*EXERCISE INSTRUCTIONS*
Set down the records exactly, and omit any image found in them.

*INFORMATION SHOWN*
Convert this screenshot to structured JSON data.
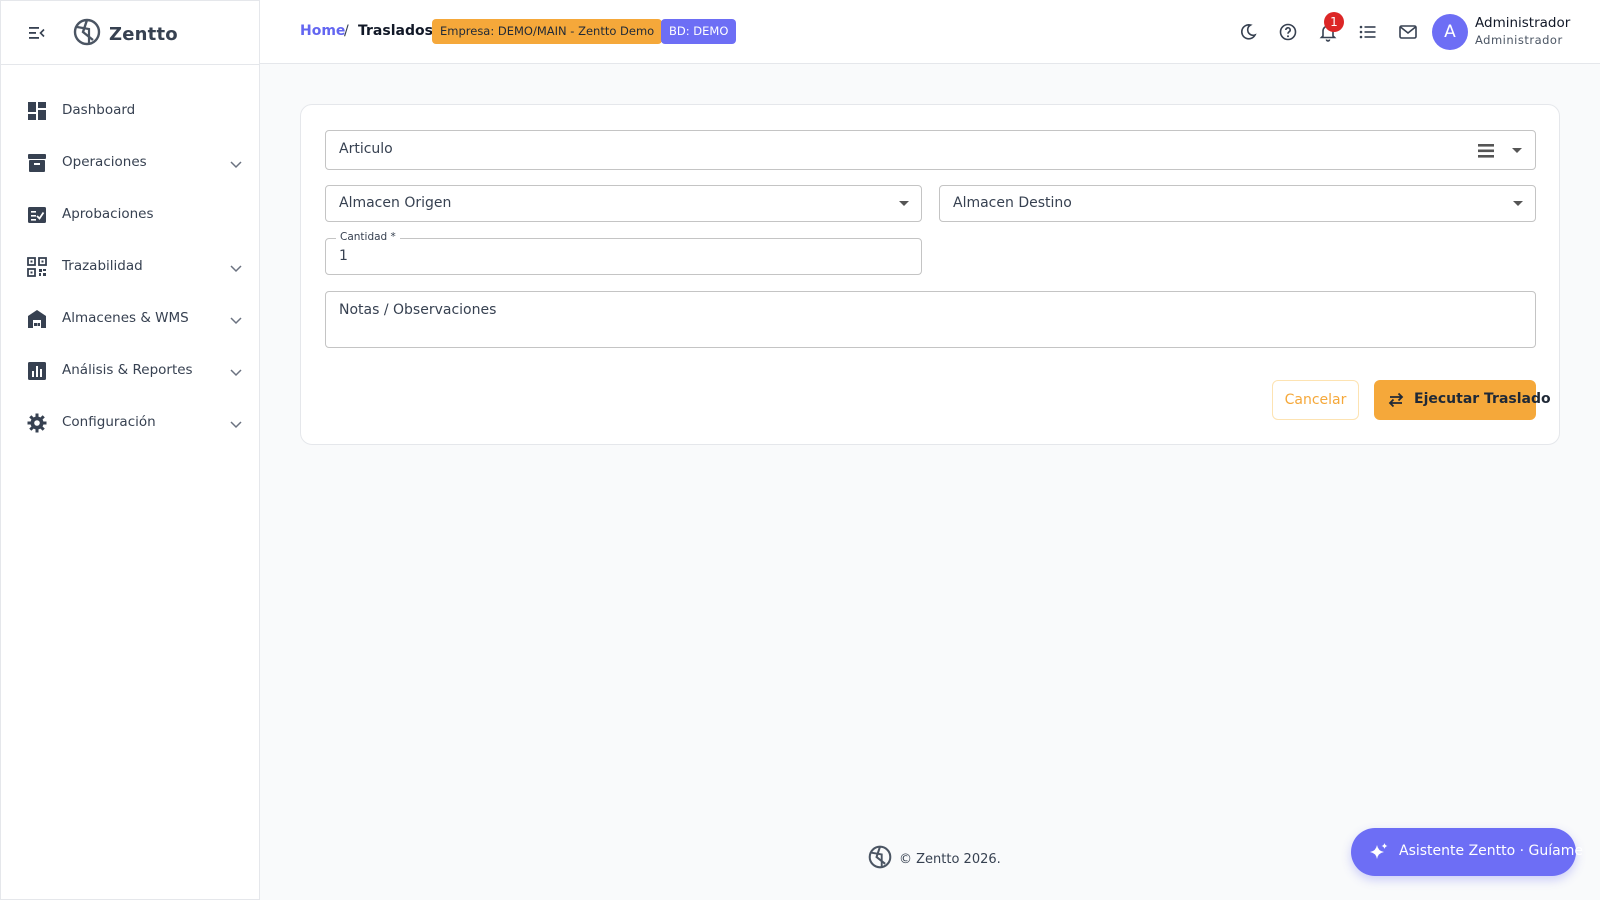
{
  "sidebar": {
    "brand": "Zentto",
    "items": [
      {
        "label": "Dashboard",
        "icon": "dashboard-icon",
        "expandable": false
      },
      {
        "label": "Operaciones",
        "icon": "archive-icon",
        "expandable": true
      },
      {
        "label": "Aprobaciones",
        "icon": "approval-icon",
        "expandable": false
      },
      {
        "label": "Trazabilidad",
        "icon": "qr-code-icon",
        "expandable": true
      },
      {
        "label": "Almacenes & WMS",
        "icon": "warehouse-icon",
        "expandable": true
      },
      {
        "label": "Análisis & Reportes",
        "icon": "bar-chart-icon",
        "expandable": true
      },
      {
        "label": "Configuración",
        "icon": "gear-icon",
        "expandable": true
      }
    ]
  },
  "header": {
    "breadcrumb": {
      "home": "Home",
      "separator": "/",
      "current": "Traslados"
    },
    "empresa_chip": "Empresa: DEMO/MAIN - Zentto Demo",
    "bd_chip": "BD: DEMO",
    "notification_count": "1",
    "user": {
      "initial": "A",
      "name": "Administrador",
      "role": "Administrador"
    }
  },
  "form": {
    "articulo": {
      "placeholder": "Articulo"
    },
    "almacen_origen": {
      "placeholder": "Almacen Origen"
    },
    "almacen_destino": {
      "placeholder": "Almacen Destino"
    },
    "cantidad": {
      "label": "Cantidad *",
      "value": "1"
    },
    "notas": {
      "placeholder": "Notas / Observaciones"
    },
    "cancel_label": "Cancelar",
    "execute_label": "Ejecutar Traslado"
  },
  "footer": {
    "text": "© Zentto 2026."
  },
  "assistant": {
    "label": "Asistente Zentto · Guíame"
  },
  "colors": {
    "accent": "#f5a83a",
    "brand": "#6d6ef5",
    "badge": "#dc2626"
  }
}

*YOUR RESPONSE*
Convert this screenshot to structured JSON data.
{
  "sidebar": {
    "brand": "Zentto",
    "items": [
      {
        "label": "Dashboard",
        "icon": "dashboard-icon",
        "expandable": false
      },
      {
        "label": "Operaciones",
        "icon": "archive-icon",
        "expandable": true
      },
      {
        "label": "Aprobaciones",
        "icon": "approval-icon",
        "expandable": false
      },
      {
        "label": "Trazabilidad",
        "icon": "qr-code-icon",
        "expandable": true
      },
      {
        "label": "Almacenes & WMS",
        "icon": "warehouse-icon",
        "expandable": true
      },
      {
        "label": "Análisis & Reportes",
        "icon": "bar-chart-icon",
        "expandable": true
      },
      {
        "label": "Configuración",
        "icon": "gear-icon",
        "expandable": true
      }
    ]
  },
  "header": {
    "breadcrumb": {
      "home": "Home",
      "separator": "/",
      "current": "Traslados"
    },
    "empresa_chip": "Empresa: DEMO/MAIN - Zentto Demo",
    "bd_chip": "BD: DEMO",
    "notification_count": "1",
    "user": {
      "initial": "A",
      "name": "Administrador",
      "role": "Administrador"
    }
  },
  "form": {
    "articulo": {
      "placeholder": "Articulo"
    },
    "almacen_origen": {
      "placeholder": "Almacen Origen"
    },
    "almacen_destino": {
      "placeholder": "Almacen Destino"
    },
    "cantidad": {
      "label": "Cantidad *",
      "value": "1"
    },
    "notas": {
      "placeholder": "Notas / Observaciones"
    },
    "cancel_label": "Cancelar",
    "execute_label": "Ejecutar Traslado"
  },
  "footer": {
    "text": "© Zentto 2026."
  },
  "assistant": {
    "label": "Asistente Zentto · Guíame"
  },
  "colors": {
    "accent": "#f5a83a",
    "brand": "#6d6ef5",
    "badge": "#dc2626"
  }
}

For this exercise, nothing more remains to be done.